**Exercise brief**
Only an exact repetition of the entries counts as an answer.

Data excerpts:
■ ■ ■ ■ ■ ■ ■

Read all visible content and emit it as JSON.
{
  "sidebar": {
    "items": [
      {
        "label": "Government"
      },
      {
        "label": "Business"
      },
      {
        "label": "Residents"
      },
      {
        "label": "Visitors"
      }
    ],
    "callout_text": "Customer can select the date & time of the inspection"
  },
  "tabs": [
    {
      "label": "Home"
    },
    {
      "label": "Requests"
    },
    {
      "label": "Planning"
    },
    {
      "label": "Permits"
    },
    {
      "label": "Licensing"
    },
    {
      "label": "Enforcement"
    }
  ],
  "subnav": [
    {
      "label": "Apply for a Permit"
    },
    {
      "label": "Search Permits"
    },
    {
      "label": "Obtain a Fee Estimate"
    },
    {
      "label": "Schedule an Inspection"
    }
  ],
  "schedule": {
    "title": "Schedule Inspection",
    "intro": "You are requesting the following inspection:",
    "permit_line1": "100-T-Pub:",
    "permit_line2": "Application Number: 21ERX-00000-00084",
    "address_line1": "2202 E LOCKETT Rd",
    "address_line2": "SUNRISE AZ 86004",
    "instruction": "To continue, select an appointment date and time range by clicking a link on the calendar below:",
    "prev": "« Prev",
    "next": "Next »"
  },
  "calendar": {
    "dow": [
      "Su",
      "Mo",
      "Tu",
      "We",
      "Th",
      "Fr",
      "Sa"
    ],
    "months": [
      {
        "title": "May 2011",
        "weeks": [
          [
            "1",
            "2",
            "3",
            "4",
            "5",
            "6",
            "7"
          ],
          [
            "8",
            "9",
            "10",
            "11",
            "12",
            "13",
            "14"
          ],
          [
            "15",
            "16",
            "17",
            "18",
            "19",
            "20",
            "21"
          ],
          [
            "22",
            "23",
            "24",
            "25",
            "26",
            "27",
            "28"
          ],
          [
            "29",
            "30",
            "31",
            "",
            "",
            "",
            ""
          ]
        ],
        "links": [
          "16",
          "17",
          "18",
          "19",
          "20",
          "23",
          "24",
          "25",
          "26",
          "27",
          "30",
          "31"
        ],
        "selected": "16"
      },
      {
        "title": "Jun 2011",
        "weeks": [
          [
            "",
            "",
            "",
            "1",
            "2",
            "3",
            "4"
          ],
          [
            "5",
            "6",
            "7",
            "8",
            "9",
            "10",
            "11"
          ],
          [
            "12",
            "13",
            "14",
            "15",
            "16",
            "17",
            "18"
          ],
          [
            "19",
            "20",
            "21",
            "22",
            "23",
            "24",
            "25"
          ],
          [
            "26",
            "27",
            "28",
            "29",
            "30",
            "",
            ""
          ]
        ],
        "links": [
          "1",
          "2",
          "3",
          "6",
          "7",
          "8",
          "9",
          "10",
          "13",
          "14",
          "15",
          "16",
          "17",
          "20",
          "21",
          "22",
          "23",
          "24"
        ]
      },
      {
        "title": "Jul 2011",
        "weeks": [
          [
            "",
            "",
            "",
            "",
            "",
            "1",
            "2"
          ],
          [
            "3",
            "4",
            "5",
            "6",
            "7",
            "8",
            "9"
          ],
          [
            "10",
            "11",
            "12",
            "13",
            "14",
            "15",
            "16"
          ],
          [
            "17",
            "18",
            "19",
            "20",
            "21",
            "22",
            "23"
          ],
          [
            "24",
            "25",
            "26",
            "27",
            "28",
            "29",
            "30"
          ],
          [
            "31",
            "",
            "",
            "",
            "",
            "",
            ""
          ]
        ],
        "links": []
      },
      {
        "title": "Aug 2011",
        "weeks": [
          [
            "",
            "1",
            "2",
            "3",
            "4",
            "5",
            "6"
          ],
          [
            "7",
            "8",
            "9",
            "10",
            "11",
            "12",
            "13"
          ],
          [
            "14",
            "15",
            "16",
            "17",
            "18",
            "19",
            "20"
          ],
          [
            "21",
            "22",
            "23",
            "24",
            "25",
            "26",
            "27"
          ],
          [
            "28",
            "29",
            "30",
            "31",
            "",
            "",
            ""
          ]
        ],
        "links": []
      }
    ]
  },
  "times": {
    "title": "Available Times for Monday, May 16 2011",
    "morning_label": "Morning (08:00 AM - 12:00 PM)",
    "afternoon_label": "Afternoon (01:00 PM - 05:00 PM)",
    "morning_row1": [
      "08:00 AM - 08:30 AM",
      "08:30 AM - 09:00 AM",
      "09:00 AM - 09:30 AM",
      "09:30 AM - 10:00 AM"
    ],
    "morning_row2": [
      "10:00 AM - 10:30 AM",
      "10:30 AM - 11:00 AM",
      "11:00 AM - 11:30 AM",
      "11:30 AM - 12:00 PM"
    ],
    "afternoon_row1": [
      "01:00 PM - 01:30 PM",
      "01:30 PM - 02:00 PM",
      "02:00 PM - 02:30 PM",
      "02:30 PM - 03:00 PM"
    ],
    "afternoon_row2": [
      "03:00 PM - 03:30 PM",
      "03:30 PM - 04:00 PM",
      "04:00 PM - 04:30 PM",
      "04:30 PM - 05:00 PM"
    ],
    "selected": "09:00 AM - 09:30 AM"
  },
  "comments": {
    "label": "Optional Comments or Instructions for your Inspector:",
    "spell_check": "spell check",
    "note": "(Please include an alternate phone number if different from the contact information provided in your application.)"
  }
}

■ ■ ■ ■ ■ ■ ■

**Exercise output**
Read all visible content and emit it as JSON.
{
  "sidebar": {
    "items": [
      {
        "label": "Government"
      },
      {
        "label": "Business"
      },
      {
        "label": "Residents"
      },
      {
        "label": "Visitors"
      }
    ],
    "callout_text": "Customer can select the date & time of the inspection"
  },
  "tabs": [
    {
      "label": "Home"
    },
    {
      "label": "Requests"
    },
    {
      "label": "Planning"
    },
    {
      "label": "Permits"
    },
    {
      "label": "Licensing"
    },
    {
      "label": "Enforcement"
    }
  ],
  "subnav": [
    {
      "label": "Apply for a Permit"
    },
    {
      "label": "Search Permits"
    },
    {
      "label": "Obtain a Fee Estimate"
    },
    {
      "label": "Schedule an Inspection"
    }
  ],
  "schedule": {
    "title": "Schedule Inspection",
    "intro": "You are requesting the following inspection:",
    "permit_line1": "100-T-Pub:",
    "permit_line2": "Application Number: 21ERX-00000-00084",
    "address_line1": "2202 E LOCKETT Rd",
    "address_line2": "SUNRISE AZ 86004",
    "instruction": "To continue, select an appointment date and time range by clicking a link on the calendar below:",
    "prev": "« Prev",
    "next": "Next »"
  },
  "calendar": {
    "dow": [
      "Su",
      "Mo",
      "Tu",
      "We",
      "Th",
      "Fr",
      "Sa"
    ],
    "months": [
      {
        "title": "May 2011",
        "weeks": [
          [
            "1",
            "2",
            "3",
            "4",
            "5",
            "6",
            "7"
          ],
          [
            "8",
            "9",
            "10",
            "11",
            "12",
            "13",
            "14"
          ],
          [
            "15",
            "16",
            "17",
            "18",
            "19",
            "20",
            "21"
          ],
          [
            "22",
            "23",
            "24",
            "25",
            "26",
            "27",
            "28"
          ],
          [
            "29",
            "30",
            "31",
            "",
            "",
            "",
            ""
          ]
        ],
        "links": [
          "16",
          "17",
          "18",
          "19",
          "20",
          "23",
          "24",
          "25",
          "26",
          "27",
          "30",
          "31"
        ],
        "selected": "16"
      },
      {
        "title": "Jun 2011",
        "weeks": [
          [
            "",
            "",
            "",
            "1",
            "2",
            "3",
            "4"
          ],
          [
            "5",
            "6",
            "7",
            "8",
            "9",
            "10",
            "11"
          ],
          [
            "12",
            "13",
            "14",
            "15",
            "16",
            "17",
            "18"
          ],
          [
            "19",
            "20",
            "21",
            "22",
            "23",
            "24",
            "25"
          ],
          [
            "26",
            "27",
            "28",
            "29",
            "30",
            "",
            ""
          ]
        ],
        "links": [
          "1",
          "2",
          "3",
          "6",
          "7",
          "8",
          "9",
          "10",
          "13",
          "14",
          "15",
          "16",
          "17",
          "20",
          "21",
          "22",
          "23",
          "24"
        ]
      },
      {
        "title": "Jul 2011",
        "weeks": [
          [
            "",
            "",
            "",
            "",
            "",
            "1",
            "2"
          ],
          [
            "3",
            "4",
            "5",
            "6",
            "7",
            "8",
            "9"
          ],
          [
            "10",
            "11",
            "12",
            "13",
            "14",
            "15",
            "16"
          ],
          [
            "17",
            "18",
            "19",
            "20",
            "21",
            "22",
            "23"
          ],
          [
            "24",
            "25",
            "26",
            "27",
            "28",
            "29",
            "30"
          ],
          [
            "31",
            "",
            "",
            "",
            "",
            "",
            ""
          ]
        ],
        "links": []
      },
      {
        "title": "Aug 2011",
        "weeks": [
          [
            "",
            "1",
            "2",
            "3",
            "4",
            "5",
            "6"
          ],
          [
            "7",
            "8",
            "9",
            "10",
            "11",
            "12",
            "13"
          ],
          [
            "14",
            "15",
            "16",
            "17",
            "18",
            "19",
            "20"
          ],
          [
            "21",
            "22",
            "23",
            "24",
            "25",
            "26",
            "27"
          ],
          [
            "28",
            "29",
            "30",
            "31",
            "",
            "",
            ""
          ]
        ],
        "links": []
      }
    ]
  },
  "times": {
    "title": "Available Times for Monday, May 16 2011",
    "morning_label": "Morning (08:00 AM - 12:00 PM)",
    "afternoon_label": "Afternoon (01:00 PM - 05:00 PM)",
    "morning_row1": [
      "08:00 AM - 08:30 AM",
      "08:30 AM - 09:00 AM",
      "09:00 AM - 09:30 AM",
      "09:30 AM - 10:00 AM"
    ],
    "morning_row2": [
      "10:00 AM - 10:30 AM",
      "10:30 AM - 11:00 AM",
      "11:00 AM - 11:30 AM",
      "11:30 AM - 12:00 PM"
    ],
    "afternoon_row1": [
      "01:00 PM - 01:30 PM",
      "01:30 PM - 02:00 PM",
      "02:00 PM - 02:30 PM",
      "02:30 PM - 03:00 PM"
    ],
    "afternoon_row2": [
      "03:00 PM - 03:30 PM",
      "03:30 PM - 04:00 PM",
      "04:00 PM - 04:30 PM",
      "04:30 PM - 05:00 PM"
    ],
    "selected": "09:00 AM - 09:30 AM"
  },
  "comments": {
    "label": "Optional Comments or Instructions for your Inspector:",
    "spell_check": "spell check",
    "note": "(Please include an alternate phone number if different from the contact information provided in your application.)"
  }
}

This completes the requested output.